Sean Cooper – with Mike McCollum Driver of the Day – crossed the line to their first Endurance win in the Track Focused KTM X-Bow
There were just four minutes to go when Sean Cooper took the lead from Angus Dudley, the KTM making an inevitable and fairly easy move around the outside of the Agostini hairpin. That would be the last action of the race; from a disastrous Race 1, Mike McCollum had eased the KTM X-Bow up into contention (which earned him the Britcar Driver of the Day award), and Sean Cooper had consolidated the earlier effort to take a fine win. Sam Randon, a winner on his Britcar debut for Team Hard last time out, did a great job of bringing the back-of-the-grid Ginetta up the order, and Angus Dudley hung on to the lead until the dying moments of the race, while team mates Simon Rudd and Tom Barley were in the hunt until the tyres on the title-chasing G55 went off.
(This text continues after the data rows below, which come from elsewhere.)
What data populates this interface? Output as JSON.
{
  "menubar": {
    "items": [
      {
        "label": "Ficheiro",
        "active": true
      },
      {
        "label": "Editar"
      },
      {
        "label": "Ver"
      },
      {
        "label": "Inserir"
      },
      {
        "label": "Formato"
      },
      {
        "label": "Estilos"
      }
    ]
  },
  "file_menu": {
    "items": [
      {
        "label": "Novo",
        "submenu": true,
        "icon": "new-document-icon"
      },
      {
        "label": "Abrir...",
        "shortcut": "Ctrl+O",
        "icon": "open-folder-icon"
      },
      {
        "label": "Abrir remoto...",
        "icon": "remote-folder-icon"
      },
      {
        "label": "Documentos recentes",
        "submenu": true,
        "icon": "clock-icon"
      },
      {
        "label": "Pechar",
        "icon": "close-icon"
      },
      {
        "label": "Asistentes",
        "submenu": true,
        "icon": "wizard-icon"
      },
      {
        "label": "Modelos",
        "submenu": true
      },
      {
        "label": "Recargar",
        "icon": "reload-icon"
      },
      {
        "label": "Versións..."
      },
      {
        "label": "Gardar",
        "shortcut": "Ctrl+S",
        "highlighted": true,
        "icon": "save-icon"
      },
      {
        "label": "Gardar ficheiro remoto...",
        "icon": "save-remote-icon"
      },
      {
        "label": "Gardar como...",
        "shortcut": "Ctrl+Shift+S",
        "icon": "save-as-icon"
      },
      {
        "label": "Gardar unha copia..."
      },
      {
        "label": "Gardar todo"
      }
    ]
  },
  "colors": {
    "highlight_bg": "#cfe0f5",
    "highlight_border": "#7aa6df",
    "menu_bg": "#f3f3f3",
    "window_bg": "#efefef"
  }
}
In a field heavy with Class 3 machinery, Sarah Moore and Matt Greenwood held their own in the Class 4 Tockwith Ginetta G50, while Ed Moore and Marmaduke Hall were still classified finishers despite the late-race retirement.
Chris and Mika Brown did a solid job in the beautiful BMW M4 GT4, and Sandy and Ross McEwen atoned for their Race 1 woes with a good finish in the #74 Track Focused KTM, while Ben Seyfried gave the newly-refurbished EDF Aston Martin the race of its life, up to third at one point, leaving it in a good place for Mal Sanford to take it to the flag.
Text: Steve Wood; photos: Paul Cherry.